The archaeological record from southern Scandinavia is particularly suitable for this project because it is well investigated and offers the opportunity to combine a broad spectrum of anthropogenic, culture-historical and environmental evidence. Since the 1930s, field systems have been systematically recorded, and significant priority has recently been given to dating and environmental sampling. The project will undertake a detailed literature survey, as well as fieldwork at five locations on the Jutland peninsula, with the intention of obtaining sequences of high-resolution radiocarbon and OSL dates from field banks.

More broadly, the project draws on an extensive unpublished database of more than 6200 sites from across north-western Europe, with evidence of landscape boundaries (Løvschal 2014b); new absolute dates for the earliest landscape parcelling will also be collated as part of the project. These data will enable a comparison between diachronic local processes and large-scale cultural trends.

The collected data will allow for a critical evaluation of established explanatory models of prehistoric landscape parcelling and their dominant causal reasoning for long-term cultural development. Furthermore, mapping the spatial and temporal diversity of parcelling across north-western Europe will provide a better understanding of why the earliest visible forms of landscape parcelling became physically instantiated, and it will allow alternatives to the traditional, linear causal explanations to be developed. The results will be published in peer-reviewed international journals, and a book proposal will also be produced.

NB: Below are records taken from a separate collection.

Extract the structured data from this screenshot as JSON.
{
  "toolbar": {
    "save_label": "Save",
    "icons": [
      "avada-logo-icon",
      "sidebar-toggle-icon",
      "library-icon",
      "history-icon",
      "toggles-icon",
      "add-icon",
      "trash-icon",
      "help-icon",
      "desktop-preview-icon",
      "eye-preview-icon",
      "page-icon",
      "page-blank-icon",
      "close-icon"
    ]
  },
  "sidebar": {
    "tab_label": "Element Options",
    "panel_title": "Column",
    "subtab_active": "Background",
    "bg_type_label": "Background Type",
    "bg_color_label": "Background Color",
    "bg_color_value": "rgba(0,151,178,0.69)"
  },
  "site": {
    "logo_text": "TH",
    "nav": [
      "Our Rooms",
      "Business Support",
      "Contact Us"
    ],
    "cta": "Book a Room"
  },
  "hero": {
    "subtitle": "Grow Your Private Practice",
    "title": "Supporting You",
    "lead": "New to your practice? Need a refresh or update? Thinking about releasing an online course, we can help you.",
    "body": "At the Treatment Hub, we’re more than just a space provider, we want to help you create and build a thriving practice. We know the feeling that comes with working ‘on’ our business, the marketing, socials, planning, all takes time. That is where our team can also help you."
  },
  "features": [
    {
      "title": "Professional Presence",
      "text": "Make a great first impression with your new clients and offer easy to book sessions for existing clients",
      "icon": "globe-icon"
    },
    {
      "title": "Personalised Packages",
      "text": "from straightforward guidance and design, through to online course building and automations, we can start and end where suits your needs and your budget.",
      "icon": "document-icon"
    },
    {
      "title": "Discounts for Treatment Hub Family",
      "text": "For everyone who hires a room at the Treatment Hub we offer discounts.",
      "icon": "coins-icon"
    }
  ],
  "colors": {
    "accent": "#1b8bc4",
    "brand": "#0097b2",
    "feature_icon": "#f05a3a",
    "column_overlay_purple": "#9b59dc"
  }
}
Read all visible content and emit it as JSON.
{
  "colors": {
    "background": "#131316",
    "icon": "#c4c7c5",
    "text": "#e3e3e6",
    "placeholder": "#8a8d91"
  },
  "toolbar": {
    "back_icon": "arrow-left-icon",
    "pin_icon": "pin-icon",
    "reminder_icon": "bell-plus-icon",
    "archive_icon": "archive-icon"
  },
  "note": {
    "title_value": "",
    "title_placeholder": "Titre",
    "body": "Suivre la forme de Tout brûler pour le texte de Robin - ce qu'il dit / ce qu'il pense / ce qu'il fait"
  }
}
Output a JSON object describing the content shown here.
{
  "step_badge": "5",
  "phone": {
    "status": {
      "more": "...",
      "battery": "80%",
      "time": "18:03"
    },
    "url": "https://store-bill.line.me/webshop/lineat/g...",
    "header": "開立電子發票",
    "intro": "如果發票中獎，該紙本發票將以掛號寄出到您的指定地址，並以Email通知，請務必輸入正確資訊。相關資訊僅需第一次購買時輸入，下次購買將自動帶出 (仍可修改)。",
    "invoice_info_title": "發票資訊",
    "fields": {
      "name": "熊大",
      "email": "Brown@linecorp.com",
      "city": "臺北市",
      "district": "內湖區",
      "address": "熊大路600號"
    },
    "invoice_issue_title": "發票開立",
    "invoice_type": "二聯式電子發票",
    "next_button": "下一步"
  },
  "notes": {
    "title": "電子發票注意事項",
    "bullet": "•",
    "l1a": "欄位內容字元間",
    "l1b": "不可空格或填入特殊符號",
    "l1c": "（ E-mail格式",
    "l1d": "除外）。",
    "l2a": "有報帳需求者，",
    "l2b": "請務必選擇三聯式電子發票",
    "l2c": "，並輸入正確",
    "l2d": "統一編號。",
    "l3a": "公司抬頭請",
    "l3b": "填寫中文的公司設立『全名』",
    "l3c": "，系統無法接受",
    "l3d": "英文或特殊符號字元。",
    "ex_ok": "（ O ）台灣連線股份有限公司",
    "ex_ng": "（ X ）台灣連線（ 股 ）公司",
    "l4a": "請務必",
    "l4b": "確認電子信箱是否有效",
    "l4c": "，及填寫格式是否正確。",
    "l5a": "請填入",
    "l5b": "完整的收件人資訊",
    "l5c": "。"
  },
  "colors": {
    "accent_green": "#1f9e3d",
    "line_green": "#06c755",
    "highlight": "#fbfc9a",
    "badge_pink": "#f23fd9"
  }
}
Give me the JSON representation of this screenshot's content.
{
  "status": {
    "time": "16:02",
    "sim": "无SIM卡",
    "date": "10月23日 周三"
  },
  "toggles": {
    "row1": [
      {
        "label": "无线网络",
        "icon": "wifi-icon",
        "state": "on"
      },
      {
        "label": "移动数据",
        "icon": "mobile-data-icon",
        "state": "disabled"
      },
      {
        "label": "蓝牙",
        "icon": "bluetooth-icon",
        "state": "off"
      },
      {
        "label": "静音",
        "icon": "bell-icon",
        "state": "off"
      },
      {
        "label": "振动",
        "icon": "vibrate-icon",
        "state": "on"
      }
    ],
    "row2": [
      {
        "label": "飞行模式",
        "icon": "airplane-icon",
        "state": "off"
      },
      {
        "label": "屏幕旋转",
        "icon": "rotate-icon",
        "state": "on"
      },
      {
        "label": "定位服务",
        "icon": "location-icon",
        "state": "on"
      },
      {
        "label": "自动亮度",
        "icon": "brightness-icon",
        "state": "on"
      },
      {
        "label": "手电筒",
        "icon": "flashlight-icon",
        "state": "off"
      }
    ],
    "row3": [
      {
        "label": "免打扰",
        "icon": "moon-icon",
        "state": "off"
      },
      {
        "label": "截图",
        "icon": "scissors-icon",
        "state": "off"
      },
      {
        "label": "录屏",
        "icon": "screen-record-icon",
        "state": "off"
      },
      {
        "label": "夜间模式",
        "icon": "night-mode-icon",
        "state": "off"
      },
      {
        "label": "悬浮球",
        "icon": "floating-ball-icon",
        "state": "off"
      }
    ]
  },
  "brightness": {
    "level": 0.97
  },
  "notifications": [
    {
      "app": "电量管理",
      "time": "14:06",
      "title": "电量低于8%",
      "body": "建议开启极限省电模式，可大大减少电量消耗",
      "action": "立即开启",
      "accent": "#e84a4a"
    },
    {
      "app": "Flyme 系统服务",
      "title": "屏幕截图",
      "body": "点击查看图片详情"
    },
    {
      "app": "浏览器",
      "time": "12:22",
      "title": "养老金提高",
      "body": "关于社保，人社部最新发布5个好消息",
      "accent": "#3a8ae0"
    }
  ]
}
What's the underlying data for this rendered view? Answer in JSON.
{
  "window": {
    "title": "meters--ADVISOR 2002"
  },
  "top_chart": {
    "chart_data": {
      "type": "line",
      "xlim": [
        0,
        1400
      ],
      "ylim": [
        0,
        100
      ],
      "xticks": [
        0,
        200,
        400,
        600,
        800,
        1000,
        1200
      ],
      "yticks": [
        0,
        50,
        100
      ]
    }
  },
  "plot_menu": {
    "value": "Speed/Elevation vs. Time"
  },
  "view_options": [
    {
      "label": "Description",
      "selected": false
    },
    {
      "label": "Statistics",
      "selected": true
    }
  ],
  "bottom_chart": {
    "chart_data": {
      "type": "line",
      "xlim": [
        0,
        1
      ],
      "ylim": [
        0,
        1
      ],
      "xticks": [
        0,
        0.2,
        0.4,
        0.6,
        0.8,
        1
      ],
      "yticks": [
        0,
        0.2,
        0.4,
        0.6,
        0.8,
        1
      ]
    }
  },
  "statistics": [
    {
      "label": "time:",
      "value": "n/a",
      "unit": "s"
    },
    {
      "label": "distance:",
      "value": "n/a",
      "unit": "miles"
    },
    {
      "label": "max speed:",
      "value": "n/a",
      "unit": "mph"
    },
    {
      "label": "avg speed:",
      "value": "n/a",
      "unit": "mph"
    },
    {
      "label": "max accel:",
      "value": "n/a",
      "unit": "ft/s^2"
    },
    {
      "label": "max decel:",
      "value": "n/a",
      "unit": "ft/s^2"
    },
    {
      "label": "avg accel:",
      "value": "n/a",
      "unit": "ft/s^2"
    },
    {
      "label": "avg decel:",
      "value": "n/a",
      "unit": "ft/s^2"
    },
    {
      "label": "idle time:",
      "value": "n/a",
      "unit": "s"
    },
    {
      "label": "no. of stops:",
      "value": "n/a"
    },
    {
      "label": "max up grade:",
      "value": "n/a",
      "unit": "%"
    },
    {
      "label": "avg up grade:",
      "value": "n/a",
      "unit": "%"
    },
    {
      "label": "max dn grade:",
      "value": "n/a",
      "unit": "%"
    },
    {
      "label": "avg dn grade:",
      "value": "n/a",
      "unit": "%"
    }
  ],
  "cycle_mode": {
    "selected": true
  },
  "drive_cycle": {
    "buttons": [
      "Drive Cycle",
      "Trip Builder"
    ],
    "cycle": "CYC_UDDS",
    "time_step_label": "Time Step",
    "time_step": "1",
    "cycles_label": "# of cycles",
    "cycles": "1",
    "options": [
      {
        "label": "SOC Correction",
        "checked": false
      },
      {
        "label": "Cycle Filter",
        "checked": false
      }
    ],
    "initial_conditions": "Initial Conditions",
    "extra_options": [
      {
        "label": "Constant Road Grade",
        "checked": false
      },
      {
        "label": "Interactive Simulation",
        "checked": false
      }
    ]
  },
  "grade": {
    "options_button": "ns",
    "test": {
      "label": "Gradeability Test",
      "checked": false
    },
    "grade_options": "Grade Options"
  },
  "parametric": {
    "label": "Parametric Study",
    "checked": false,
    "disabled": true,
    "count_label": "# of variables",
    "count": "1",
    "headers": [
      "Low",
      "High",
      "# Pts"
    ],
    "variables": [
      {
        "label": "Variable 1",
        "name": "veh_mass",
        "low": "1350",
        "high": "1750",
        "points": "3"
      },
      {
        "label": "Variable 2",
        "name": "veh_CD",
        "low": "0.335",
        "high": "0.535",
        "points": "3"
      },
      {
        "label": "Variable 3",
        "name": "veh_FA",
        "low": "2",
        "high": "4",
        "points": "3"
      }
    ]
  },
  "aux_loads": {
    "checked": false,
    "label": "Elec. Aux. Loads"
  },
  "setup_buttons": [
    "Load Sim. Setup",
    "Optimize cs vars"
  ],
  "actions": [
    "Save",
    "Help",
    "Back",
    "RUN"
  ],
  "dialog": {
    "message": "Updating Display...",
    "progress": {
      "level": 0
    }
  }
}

  • ARNOLDUSSEN, S. & E.E. SCHEELE. 2014. De Celtic fields van Wekerom: kleinschalige opgravingen van wallen en velden van een laat-prehistorisch raatakkersysteem (Grondsporen 18). Groningen: Groningen Institute of Archaeology.
  • LØVSCHAL, M. 2014a. Emerging boundaries: social embedment of landscape and settlement divisions in north-western Europe during the first millennium BC. Current Anthropology 55: 725–50. http://dx.doi.org/10.1086/678692
  • – 2014b. Lines in the landscape, boundaries of the mind. The emergence of landscape and settlement boundaries in north-western Europe in the first millennium BC. Unpublished PhD dissertation, Aarhus University.
  • MCGLADE, J. & S.E. VAN DER LEEUW. 1997. Introduction: archaeology and non-linear dynamics—new approaches to long-term change, in S.E. van der Leeuw & J. McGlade (ed.) Archaeology: time, process and structural transformations: 1–31. London: Routledge.


* Author for correspondence.

  • Mette Løvschal*
    Department of Archaeology, School of Culture and Society, Aarhus University, Moesgaard Allé 20, 8270 Højbjerg, Denmark (Email: lovschal@cas.au.dk)